Unlike enriched bread, whole grains are unrefined. Whole grain breads include those made with whole wheat flour. When choosing the best product, scan the label for the words "whole wheat," whole rye" or "whole oats, " which should appear first in the list of ingredients. Breads labeled "stone ground," "multi-grain" or "seven grain" are generally not whole wheat breads, says the USDA. Whole grain breads are usually low in fat like enriched grains, but they are healthier because they contain the entire grain kernel and the original nutrients and fiber.
Fat and Calories
Contrary to theories that bread is fattening, grains are naturally low in fat. Both enriched and whole grain breads contain around 70 calories per slice and less than 1 g of fat. Since they are high in carbohydrates, however, they are often deemed undesirable by low-carb advocates. Just one slice of commercially prepared bread contains approximately 13 g of carbohydrates, and many low-carb diets allow only 20 g of carbohydrates daily.
Although grains are a healthy part of a balanced diet, most people do not consume enough whole grains. The USDA recommends adult women eat approximately 3 oz. daily. Men age 19 to 30 should get 4 oz. Men age 31 to 50 need 3.5 oz, and those older than 50 require 3 oz. of grains daily. Since bread is not fattening, you can consume it with confidence, knowing that you are improving your health by lowering your risk of diabetes, heart disease and certain types of cancer, according to MayoClinic.com.
- MayoClinic.com; Whole Grains: Hearty Options for a Healthy Diet; July 2011
- USDA; Food Groups: Grains; What Foods are in the Grains Group?; June 2011
- USDA; Food Groups: Grains; Tips to help You Eat Whole Grains; June 2011

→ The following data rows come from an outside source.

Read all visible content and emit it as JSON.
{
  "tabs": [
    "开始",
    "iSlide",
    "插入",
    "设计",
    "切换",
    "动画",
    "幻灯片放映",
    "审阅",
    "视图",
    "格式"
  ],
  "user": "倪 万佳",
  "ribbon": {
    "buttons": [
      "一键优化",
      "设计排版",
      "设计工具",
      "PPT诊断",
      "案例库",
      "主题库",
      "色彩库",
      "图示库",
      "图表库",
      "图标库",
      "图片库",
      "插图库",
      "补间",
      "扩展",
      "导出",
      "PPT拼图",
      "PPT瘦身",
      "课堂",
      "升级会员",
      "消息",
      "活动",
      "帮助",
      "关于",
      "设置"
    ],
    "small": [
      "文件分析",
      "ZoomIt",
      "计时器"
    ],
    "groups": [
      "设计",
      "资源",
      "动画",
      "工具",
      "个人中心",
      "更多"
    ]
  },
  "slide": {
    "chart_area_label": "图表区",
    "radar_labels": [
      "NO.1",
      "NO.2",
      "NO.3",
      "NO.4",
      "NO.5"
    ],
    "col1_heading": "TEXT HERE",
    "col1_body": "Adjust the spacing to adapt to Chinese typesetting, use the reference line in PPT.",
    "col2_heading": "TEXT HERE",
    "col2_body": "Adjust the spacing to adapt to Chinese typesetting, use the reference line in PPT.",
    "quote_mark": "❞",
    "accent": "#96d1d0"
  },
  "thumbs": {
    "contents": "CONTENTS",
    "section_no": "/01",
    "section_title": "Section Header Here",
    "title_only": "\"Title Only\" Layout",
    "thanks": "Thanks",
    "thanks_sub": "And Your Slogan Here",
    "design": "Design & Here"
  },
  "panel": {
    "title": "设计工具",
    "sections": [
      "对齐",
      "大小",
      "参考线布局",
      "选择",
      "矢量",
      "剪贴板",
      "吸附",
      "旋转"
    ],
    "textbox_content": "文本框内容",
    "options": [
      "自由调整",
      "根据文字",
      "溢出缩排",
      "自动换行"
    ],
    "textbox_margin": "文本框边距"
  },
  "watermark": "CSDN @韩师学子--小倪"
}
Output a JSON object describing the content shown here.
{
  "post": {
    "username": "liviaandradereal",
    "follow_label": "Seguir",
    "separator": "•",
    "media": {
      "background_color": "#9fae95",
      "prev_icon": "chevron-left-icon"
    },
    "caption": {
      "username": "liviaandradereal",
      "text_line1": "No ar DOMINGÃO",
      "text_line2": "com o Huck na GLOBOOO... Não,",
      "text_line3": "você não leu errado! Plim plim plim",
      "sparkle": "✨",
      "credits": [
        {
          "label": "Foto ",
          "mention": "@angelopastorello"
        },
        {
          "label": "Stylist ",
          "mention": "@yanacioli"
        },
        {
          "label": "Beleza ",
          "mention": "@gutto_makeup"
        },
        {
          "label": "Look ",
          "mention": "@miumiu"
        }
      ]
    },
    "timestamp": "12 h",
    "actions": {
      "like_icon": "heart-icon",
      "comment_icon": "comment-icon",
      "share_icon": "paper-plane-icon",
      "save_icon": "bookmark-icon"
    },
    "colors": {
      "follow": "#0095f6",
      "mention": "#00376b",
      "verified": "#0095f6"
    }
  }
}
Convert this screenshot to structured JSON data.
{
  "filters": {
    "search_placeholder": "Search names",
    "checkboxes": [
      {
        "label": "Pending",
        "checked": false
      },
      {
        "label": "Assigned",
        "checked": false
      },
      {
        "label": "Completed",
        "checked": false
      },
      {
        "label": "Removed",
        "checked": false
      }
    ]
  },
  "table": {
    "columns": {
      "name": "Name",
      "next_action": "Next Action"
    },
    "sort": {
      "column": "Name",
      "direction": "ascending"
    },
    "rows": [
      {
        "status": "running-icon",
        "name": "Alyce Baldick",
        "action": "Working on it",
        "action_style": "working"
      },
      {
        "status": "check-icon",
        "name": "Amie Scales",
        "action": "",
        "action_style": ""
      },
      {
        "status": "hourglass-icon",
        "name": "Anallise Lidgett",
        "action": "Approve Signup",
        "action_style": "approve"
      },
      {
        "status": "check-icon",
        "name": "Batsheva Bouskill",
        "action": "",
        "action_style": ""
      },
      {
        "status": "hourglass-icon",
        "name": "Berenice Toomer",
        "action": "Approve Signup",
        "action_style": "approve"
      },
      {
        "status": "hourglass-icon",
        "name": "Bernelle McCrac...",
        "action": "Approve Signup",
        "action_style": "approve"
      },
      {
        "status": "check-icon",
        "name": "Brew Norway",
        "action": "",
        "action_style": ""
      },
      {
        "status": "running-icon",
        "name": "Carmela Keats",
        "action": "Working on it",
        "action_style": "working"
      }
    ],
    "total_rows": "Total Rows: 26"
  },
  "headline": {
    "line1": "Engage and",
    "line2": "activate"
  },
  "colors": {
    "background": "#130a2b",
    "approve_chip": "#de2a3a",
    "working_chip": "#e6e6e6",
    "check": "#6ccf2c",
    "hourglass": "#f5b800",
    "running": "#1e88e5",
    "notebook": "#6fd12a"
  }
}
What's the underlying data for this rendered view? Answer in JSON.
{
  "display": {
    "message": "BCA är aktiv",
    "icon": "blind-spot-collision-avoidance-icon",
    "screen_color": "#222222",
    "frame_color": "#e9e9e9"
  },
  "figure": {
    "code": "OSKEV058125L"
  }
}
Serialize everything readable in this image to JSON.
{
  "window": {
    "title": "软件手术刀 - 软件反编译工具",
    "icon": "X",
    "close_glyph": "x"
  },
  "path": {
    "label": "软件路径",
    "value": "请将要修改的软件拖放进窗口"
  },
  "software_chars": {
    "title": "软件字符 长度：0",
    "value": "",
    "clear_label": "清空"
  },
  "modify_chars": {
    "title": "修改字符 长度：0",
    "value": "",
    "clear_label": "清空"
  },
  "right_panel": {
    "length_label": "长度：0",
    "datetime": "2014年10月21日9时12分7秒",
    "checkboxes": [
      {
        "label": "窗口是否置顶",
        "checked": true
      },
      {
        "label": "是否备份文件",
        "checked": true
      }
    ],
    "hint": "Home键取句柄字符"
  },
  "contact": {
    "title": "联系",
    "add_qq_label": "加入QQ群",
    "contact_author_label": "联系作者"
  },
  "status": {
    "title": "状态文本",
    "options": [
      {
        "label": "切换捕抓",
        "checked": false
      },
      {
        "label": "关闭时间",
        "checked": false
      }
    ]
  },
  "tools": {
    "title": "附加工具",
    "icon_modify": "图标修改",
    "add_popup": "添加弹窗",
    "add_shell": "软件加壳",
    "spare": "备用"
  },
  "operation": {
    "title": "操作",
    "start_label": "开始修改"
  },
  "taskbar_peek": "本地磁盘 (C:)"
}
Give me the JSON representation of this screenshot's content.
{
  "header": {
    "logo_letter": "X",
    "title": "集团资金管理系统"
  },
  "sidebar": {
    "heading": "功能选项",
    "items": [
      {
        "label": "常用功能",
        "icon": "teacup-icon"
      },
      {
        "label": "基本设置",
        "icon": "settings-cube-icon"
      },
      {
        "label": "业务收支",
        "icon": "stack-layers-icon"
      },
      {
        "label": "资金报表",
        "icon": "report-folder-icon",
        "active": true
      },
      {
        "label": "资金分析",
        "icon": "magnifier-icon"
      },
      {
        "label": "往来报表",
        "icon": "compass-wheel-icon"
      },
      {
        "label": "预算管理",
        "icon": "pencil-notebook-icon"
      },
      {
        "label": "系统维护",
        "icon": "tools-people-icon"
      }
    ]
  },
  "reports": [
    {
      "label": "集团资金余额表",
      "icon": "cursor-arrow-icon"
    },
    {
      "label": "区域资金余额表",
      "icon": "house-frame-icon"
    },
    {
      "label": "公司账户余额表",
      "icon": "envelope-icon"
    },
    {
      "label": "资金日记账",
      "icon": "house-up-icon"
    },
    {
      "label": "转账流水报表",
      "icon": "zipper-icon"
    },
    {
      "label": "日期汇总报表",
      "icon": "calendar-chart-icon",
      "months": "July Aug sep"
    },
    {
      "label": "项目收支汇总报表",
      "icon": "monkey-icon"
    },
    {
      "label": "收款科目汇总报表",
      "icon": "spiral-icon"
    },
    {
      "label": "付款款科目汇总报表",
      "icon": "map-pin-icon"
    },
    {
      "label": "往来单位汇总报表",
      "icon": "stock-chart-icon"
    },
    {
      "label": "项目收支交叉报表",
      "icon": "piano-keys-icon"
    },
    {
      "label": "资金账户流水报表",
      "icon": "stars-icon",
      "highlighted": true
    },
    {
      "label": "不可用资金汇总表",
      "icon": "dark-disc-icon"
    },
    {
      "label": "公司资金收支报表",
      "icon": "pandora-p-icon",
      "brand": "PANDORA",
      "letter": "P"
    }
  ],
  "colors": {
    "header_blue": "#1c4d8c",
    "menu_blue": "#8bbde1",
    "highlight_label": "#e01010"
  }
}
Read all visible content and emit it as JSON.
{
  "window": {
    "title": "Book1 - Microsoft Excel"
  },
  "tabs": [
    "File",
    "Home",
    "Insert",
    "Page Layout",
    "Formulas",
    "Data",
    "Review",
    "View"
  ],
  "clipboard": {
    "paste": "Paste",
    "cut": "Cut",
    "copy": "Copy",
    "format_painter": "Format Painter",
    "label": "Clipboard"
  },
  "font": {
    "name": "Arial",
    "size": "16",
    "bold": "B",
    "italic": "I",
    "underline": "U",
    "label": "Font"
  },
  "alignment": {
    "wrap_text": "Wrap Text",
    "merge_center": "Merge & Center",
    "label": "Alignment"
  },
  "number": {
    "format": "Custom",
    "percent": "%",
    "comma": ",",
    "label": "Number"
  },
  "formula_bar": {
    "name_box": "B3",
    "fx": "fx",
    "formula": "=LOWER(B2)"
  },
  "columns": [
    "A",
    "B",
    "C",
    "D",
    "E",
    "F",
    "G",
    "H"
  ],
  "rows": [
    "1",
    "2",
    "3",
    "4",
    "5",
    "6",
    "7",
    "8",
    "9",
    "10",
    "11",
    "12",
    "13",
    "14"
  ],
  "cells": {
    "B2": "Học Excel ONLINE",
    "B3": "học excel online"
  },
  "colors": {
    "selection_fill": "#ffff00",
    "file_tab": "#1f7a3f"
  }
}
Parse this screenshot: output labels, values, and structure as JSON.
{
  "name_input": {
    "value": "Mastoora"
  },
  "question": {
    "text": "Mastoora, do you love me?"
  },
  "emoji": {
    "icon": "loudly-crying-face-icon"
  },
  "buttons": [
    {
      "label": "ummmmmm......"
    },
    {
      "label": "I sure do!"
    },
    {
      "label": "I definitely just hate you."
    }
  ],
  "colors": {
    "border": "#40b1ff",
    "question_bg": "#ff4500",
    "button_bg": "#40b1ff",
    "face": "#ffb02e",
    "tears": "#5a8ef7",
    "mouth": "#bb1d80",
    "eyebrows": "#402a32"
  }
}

- MayoClinic.com; Weight Loss; Atkins Diet: What's Behind The Claims?; July 2011
- USDA: Nutrient Data Laboratory